NDAs were once mainly used by technology companies. But their use is widespread in all kinds of organizations, including churches, ministries and Christian non-profit organizations – perhaps too often. According to Harvard Business Review, more than a third of U.S. employees are tied to their business by an NDA. During the process of boarding for a job in a Christian non-profit organization, I was asked to sign a confidentiality agreement. Are departments wrong to ask employees to sign an NOA? And is it wrong for Christians to attach themselves to such agreements? An NOA is usually one-sided or reciprocal. A mutual NOA is used when two or two parties are prevented from disclosing information about both parties. A unilateral NOA limits one of the signatories to disclose information about the other consenting party. This type is often found in employment contracts that contain a clause limiting the use and dissemination of confidential information held by the company. Like any other confidentiality agreement, a confidentiality agreement on the confidentiality of the Church is drawn up on the basis of the type of information that one wishes to keep confidential. To get a clear idea of what should be included in a Church confidentiality agreement, read our basic confidentiality agreement, which contains all the clauses you should include in your agreement and an example that should help you draft your agreement. Church or ministry employees may have access to a wide range of confidential information, including the amount of individual members in Zehntzehn, how often the associate pastor consults the couple with his or her spouse.
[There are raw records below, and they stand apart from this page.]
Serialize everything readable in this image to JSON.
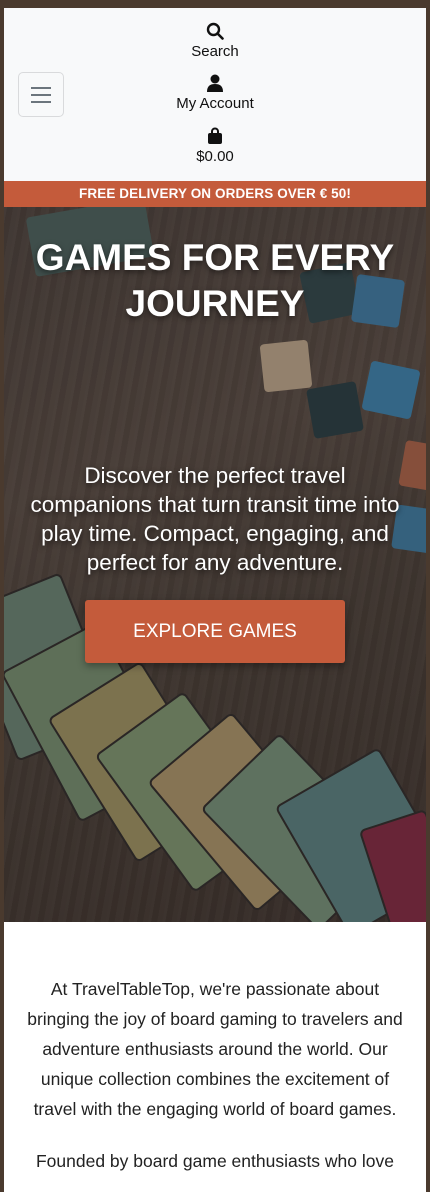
{
  "nav": {
    "search_label": "Search",
    "account_label": "My Account",
    "cart_total": "$0.00"
  },
  "banner": {
    "text": "FREE DELIVERY ON ORDERS OVER € 50!"
  },
  "hero": {
    "title": "GAMES FOR EVERY JOURNEY",
    "subtitle": "Discover the perfect travel companions that turn transit time into play time. Compact, engaging, and perfect for any adventure.",
    "button_label": "EXPLORE GAMES"
  },
  "about": {
    "paragraph_1": "At TravelTableTop, we're passionate about bringing the joy of board gaming to travelers and adventure enthusiasts around the world. Our unique collection combines the excitement of travel with the engaging world of board games.",
    "paragraph_2": "Founded by board game enthusiasts who love"
  },
  "colors": {
    "accent": "#c45b3b",
    "navbar_bg": "#f8f9fa",
    "page_bg": "#ffffff"
  },
  "icons": [
    "menu-icon",
    "search-icon",
    "user-icon",
    "shopping-bag-icon"
  ]
}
A degree of discretion is required for a local church or a non-profit Christian function to function biblically and effectively, so it is not unreasonable for ministries to agree to keep this information secret.

Organizationally, churches and ministries can also limit the scope of confidentiality agreements. You can define more clearly the areas that actually warrant discretion (for example. B councils or membership donations) and where a public notification about the larger body of Christ would be justified (for example. B attempt to cover up abuses). They could also contain a conciliation clause that would allow an outside party to determine whether certain information really deserves the veil of secrecy. Knowing that other believers could be included in internal information, this would promote transparency and accountability. Although the Church is a sacred institution, there is some information and other sensitive details about her work. Such details are generally confidential, and most churches do not want to pass them on to the public or outside. The use of an ecclesiastical confidentiality agreement has several advantages, including: confidentiality obligations usually begin the day before: — the day the party sings the declaration of confidentiality; The date the information is given to them, while the ARs can almost be exposed to paint, most employment-related DNAs are rather short. For example, an NDA for a Church staff member could be as follows: all staff members and volunteers who have access to confidential and sensitive information should be asked to sign a confidentiality agreement stating that they fully understand the importance and protection of confidential information and that they also understand the consequences when they violate these guidelines or agreements.